The snow bunting (Plectrophenax nivalis) is a passerine bird in the family Calcariidae. It is an Arctic specialist, with a circumpolar Arctic breeding range throughout the northern hemisphere. There are small isolated populations on a few high mountain tops south of the Arctic region, including the Cairngorms in central Scotland and the Saint Elias Mountains on the southern Alaska-Yukon border, and also Cape Breton Highlands. The snow bunting is the most northerly recorded passerine in the world.Songbird
A songbird is a bird belonging to the clade Passeri of the perching birds (Passeriformes). Another name that is sometimes seen as a scientific or vernacular name is Oscines, from Latin oscen, "a songbird". This group contains 5000 or so species found all over the world, in which the vocal organ typically is developed in such a way as to produce a diverse and elaborate bird song.
Songbirds form one of the two major lineages of extant perching birds, the other being the Tyranni, which are most diverse in the Neotropics and absent from many parts of the world. The Tyranni have a simpler syrinx musculature, and while their vocalizations are often just as complex and striking as those of songbirds, they are altogether more mechanical sounding. There is a third perching bird lineage, the Acanthisitti from New Zealand, of which only two species remain alive today.
Some evidence suggests that songbirds evolved 50 million years ago in the part of Gondwana that later became India, Sri Lanka, Australia, New Zealand, New Guinea and Antarctica, before spreading around the world.Sylviidae

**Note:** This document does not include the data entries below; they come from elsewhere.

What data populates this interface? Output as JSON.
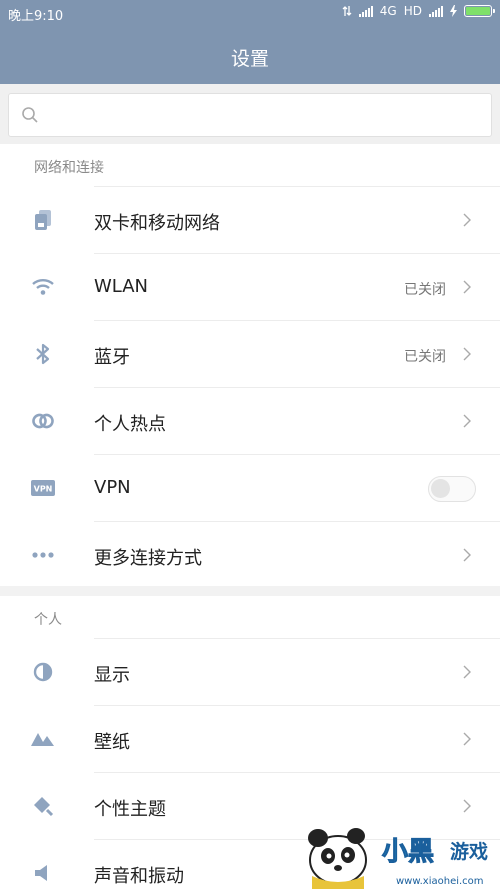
{
  "status_bar": {
    "time": "晚上9:10",
    "network": "4G",
    "hd": "HD"
  },
  "header": {
    "title": "设置"
  },
  "search": {
    "placeholder": ""
  },
  "sections": [
    {
      "title": "网络和连接",
      "items": [
        {
          "label": "双卡和移动网络",
          "value": ""
        },
        {
          "label": "WLAN",
          "value": "已关闭"
        },
        {
          "label": "蓝牙",
          "value": "已关闭"
        },
        {
          "label": "个人热点",
          "value": ""
        },
        {
          "label": "VPN",
          "value": "",
          "toggle": false
        },
        {
          "label": "更多连接方式",
          "value": ""
        }
      ]
    },
    {
      "title": "个人",
      "items": [
        {
          "label": "显示",
          "value": ""
        },
        {
          "label": "壁纸",
          "value": ""
        },
        {
          "label": "个性主题",
          "value": ""
        },
        {
          "label": "声音和振动",
          "value": ""
        }
      ]
    }
  ],
  "icons": {
    "sim": "sim-card-icon",
    "wlan": "wifi-icon",
    "bluetooth": "bluetooth-icon",
    "hotspot": "hotspot-icon",
    "vpn": "vpn-icon",
    "more": "more-dots-icon",
    "display": "display-icon",
    "wallpaper": "wallpaper-icon",
    "theme": "theme-icon",
    "sound": "sound-icon"
  },
  "watermark": {
    "site": "www.xiaohei.com"
  },
  "colors": {
    "header_bg": "#7f95b0",
    "icon": "#8fa4bf",
    "battery": "#7fe06a"
  }
}
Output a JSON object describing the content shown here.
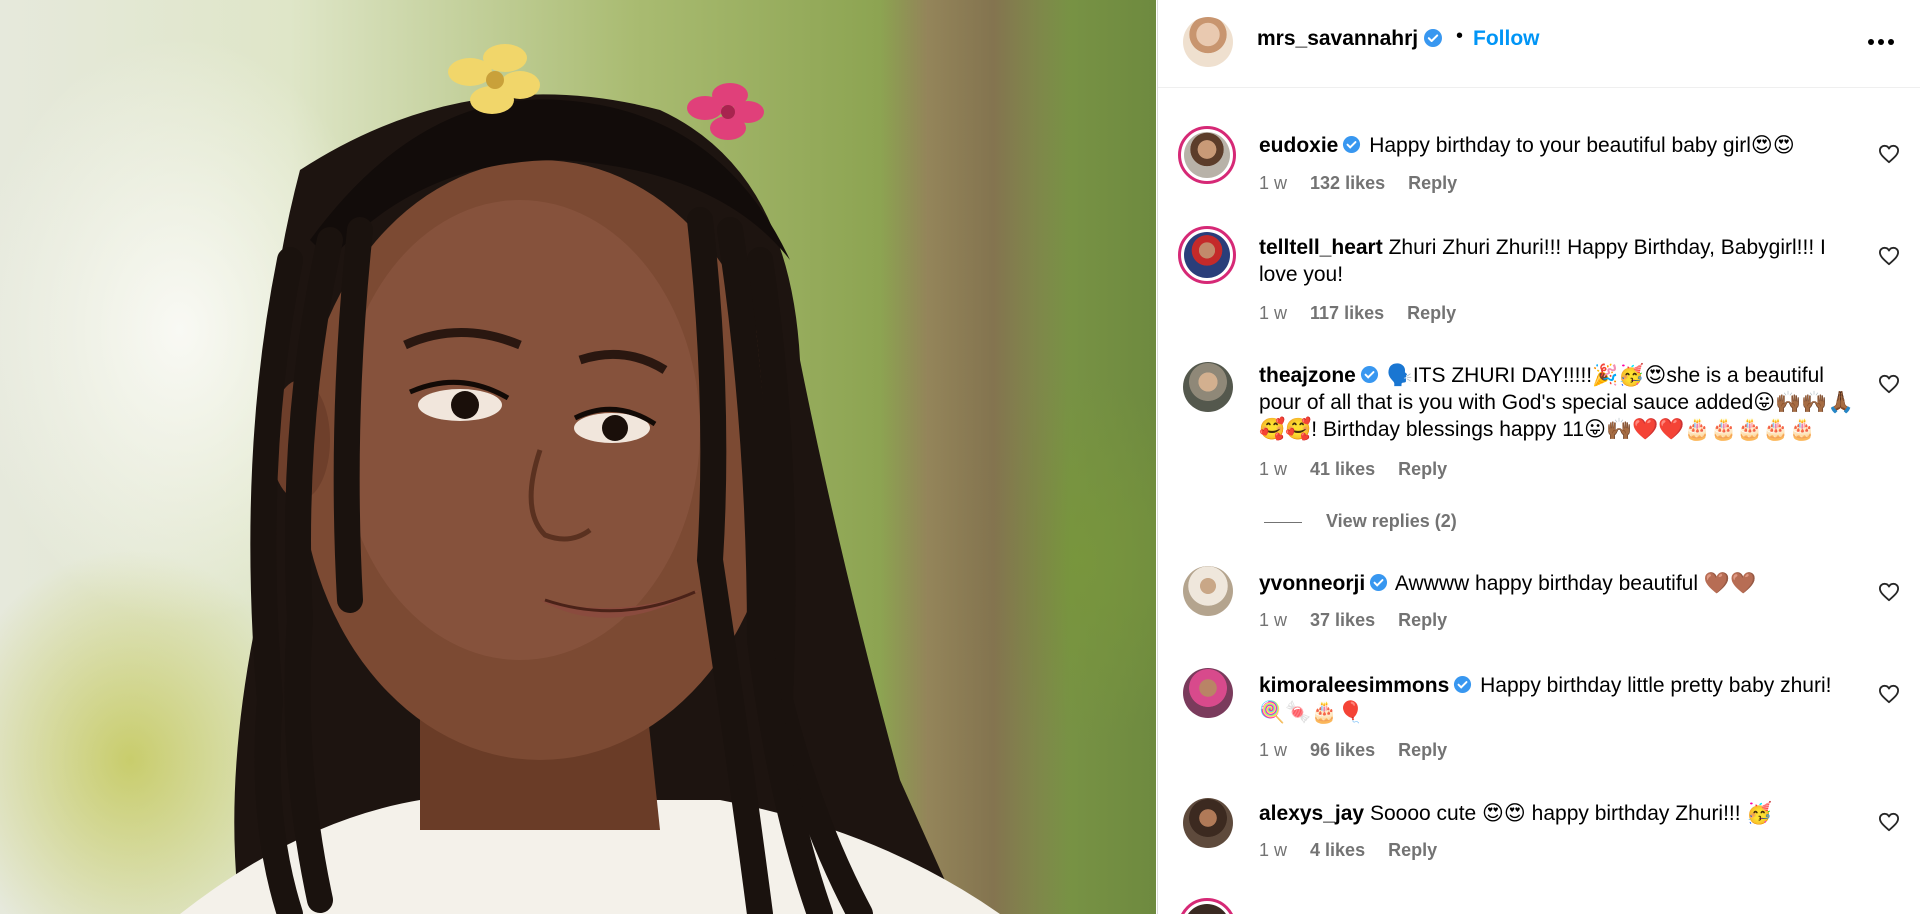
{
  "post": {
    "username": "mrs_savannahrj",
    "separator": "•",
    "follow_label": "Follow"
  },
  "comments": [
    {
      "username": "eudoxie",
      "verified": true,
      "text": "Happy birthday to your beautiful baby girl😍😍",
      "time": "1 w",
      "likes": "132 likes",
      "reply": "Reply"
    },
    {
      "username": "telltell_heart",
      "verified": false,
      "text": "Zhuri Zhuri Zhuri!!! Happy Birthday, Babygirl!!! I love you!",
      "time": "1 w",
      "likes": "117 likes",
      "reply": "Reply"
    },
    {
      "username": "theajzone",
      "verified": true,
      "text": "🗣️ITS ZHURI DAY!!!!!🎉🥳😍she is a beautiful pour of all that is you with God's special sauce added😛🙌🏾🙌🏾🙏🏾🥰🥰! Birthday blessings happy 11😛🙌🏾❤️❤️🎂🎂🎂🎂🎂",
      "time": "1 w",
      "likes": "41 likes",
      "reply": "Reply",
      "view_replies": "View replies (2)"
    },
    {
      "username": "yvonneorji",
      "verified": true,
      "text": "Awwww happy birthday beautiful 🤎🤎",
      "time": "1 w",
      "likes": "37 likes",
      "reply": "Reply"
    },
    {
      "username": "kimoraleesimmons",
      "verified": true,
      "text": "Happy birthday little pretty baby zhuri! 🍭🍬🎂🎈",
      "time": "1 w",
      "likes": "96 likes",
      "reply": "Reply"
    },
    {
      "username": "alexys_jay",
      "verified": false,
      "text": "Soooo cute 😍😍 happy birthday Zhuri!!! 🥳",
      "time": "1 w",
      "likes": "4 likes",
      "reply": "Reply"
    }
  ],
  "icons": {
    "verified": "verified-badge-icon",
    "more": "more-options-icon",
    "heart": "heart-outline-icon"
  },
  "colors": {
    "accent": "#0095f6",
    "verified": "#3897f0",
    "meta": "#737373",
    "story_ring": "#d62976"
  }
}
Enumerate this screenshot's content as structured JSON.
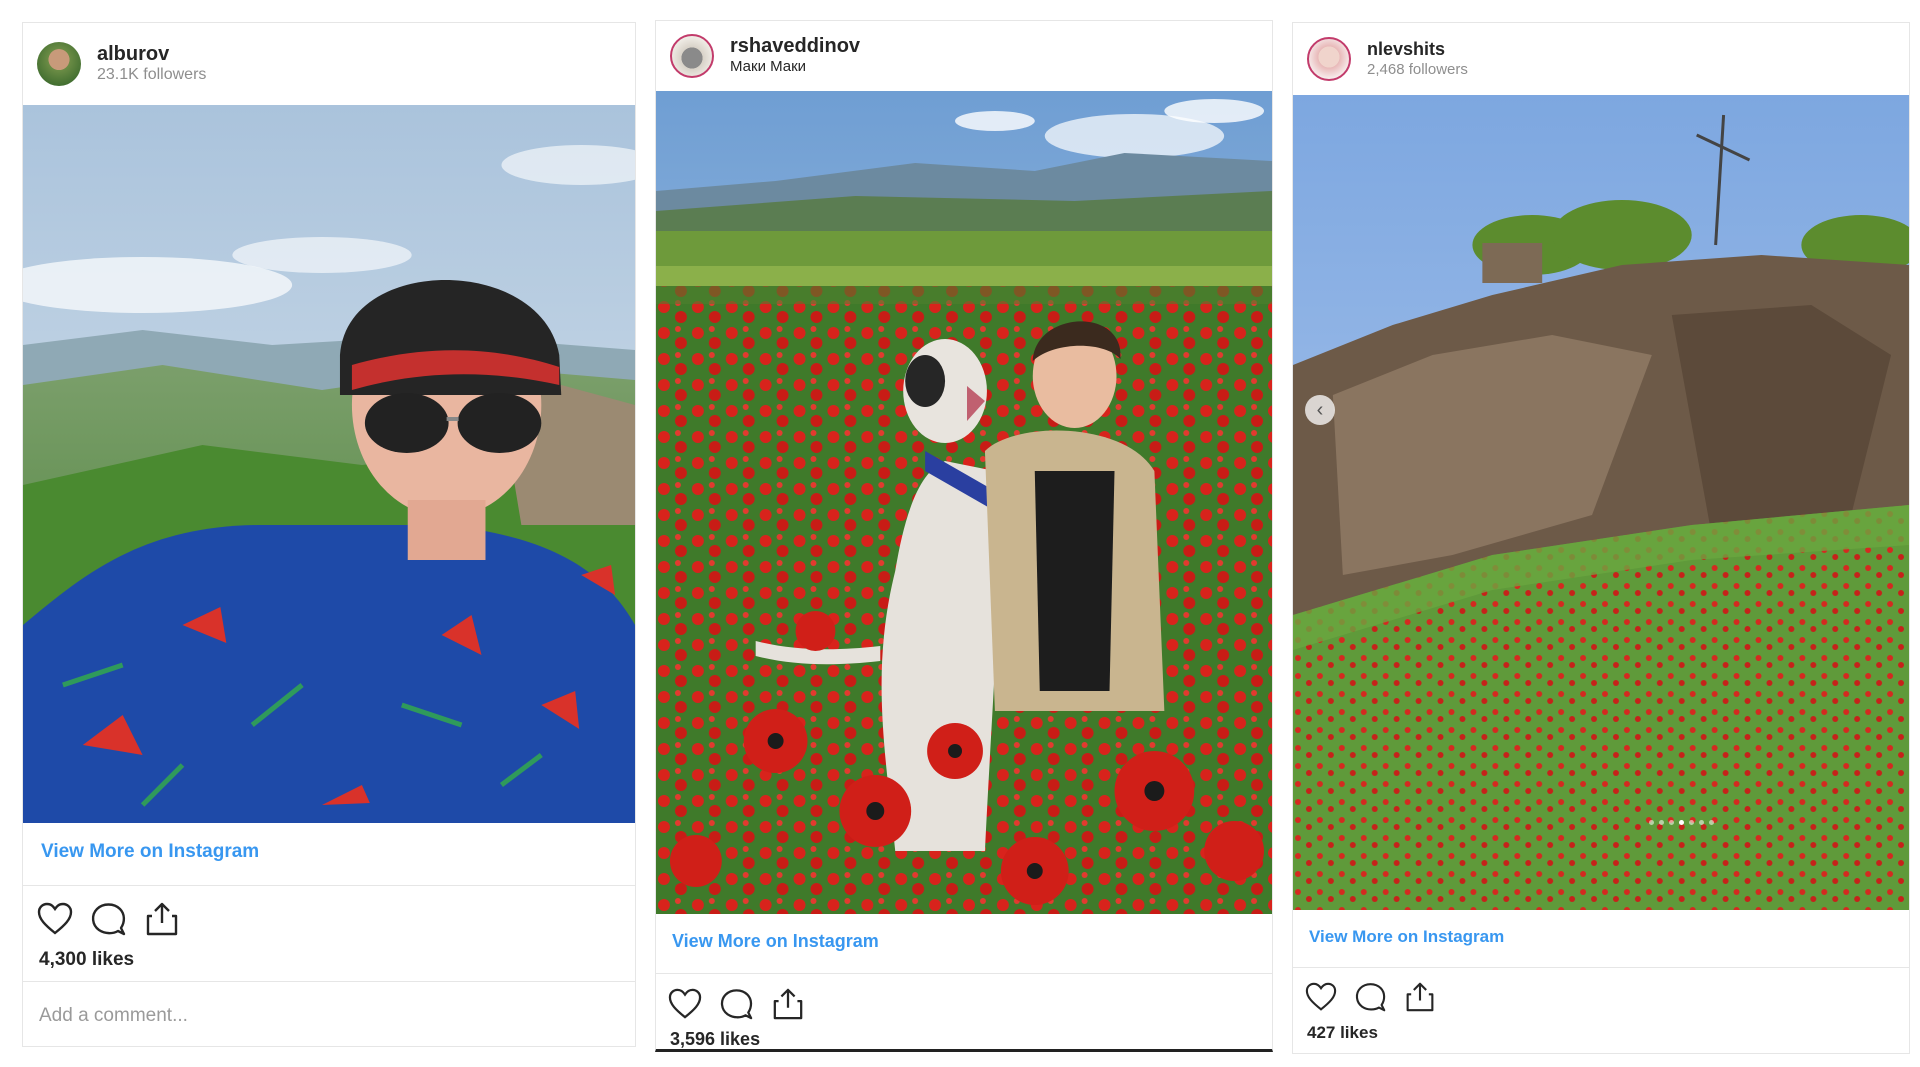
{
  "posts": [
    {
      "username": "alburov",
      "subline": "23.1K followers",
      "view_more": "View More on Instagram",
      "likes": "4,300 likes",
      "comment_placeholder": "Add a comment..."
    },
    {
      "username": "rshaveddinov",
      "subline": "Маки Маки",
      "view_more": "View More on Instagram",
      "likes": "3,596 likes"
    },
    {
      "username": "nlevshits",
      "subline": "2,468 followers",
      "view_more": "View More on Instagram",
      "likes": "427 likes",
      "carousel": {
        "total": 7,
        "active": 4
      }
    }
  ],
  "icons": [
    "heart-icon",
    "comment-icon",
    "share-icon",
    "chevron-left-icon"
  ],
  "colors": {
    "link": "#3897f0",
    "text": "#262626",
    "muted": "#8e8e8e",
    "border": "#e6e6e6"
  }
}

Sylviidae is a family of passerine birds that includes the typical warblers, parrotbills, the wrentit, and a number of babblers formerly placed within the Old World babbler family. They are found in Eurasia, Africa, and the west coast of North America.The Dog and the Sparrow
"The Dog and the Sparrow" is a story by the Brothers Grimm, told in their book Kinder- und Hausmärchen as KHM58. The original name is Der Hund und der Sperling.Thrush (bird)
The thrushes are a family, Turdidae, of passerine birds with a worldwide distribution. The family was once much larger before biologists determined the subfamily Saxicolinae, which includes the chats and European robins, were Old World flycatchers. Thrushes are small to medium-sized ground living birds that feed on insects, other invertebrates and fruit. Some unrelated species around the world have been named after thrushes due to their similarity to birds in this family.Treepie
The treepies comprise four closely related genera (Dendrocitta, Crypsirina, Temnurus and Platysmurus) of long-tailed passerine birds in the family Corvidae. There are 11 species of treepie. Treepies are similar to magpies. Most treepies are black, white, gray or brown. They are found in Southeast Asia. They live in tropical forests. They are highly arboreal and rarely come to the ground to feed.Tyranni
The Tyranni (suboscines) are a clade of passerine birds that includes more than 1,000 species, the large majority of which are South American. It is named after the type genus Tyrannus.
These have a different anatomy of the syrinx musculature than the oscines (songbirds of the larger suborder Passeri), hence its common name of suboscines. The available morphological, DNA sequence, and biogeographical data, as well as the (scant) fossil record, agree that these two major passerine suborders are evolutionarily distinct clades.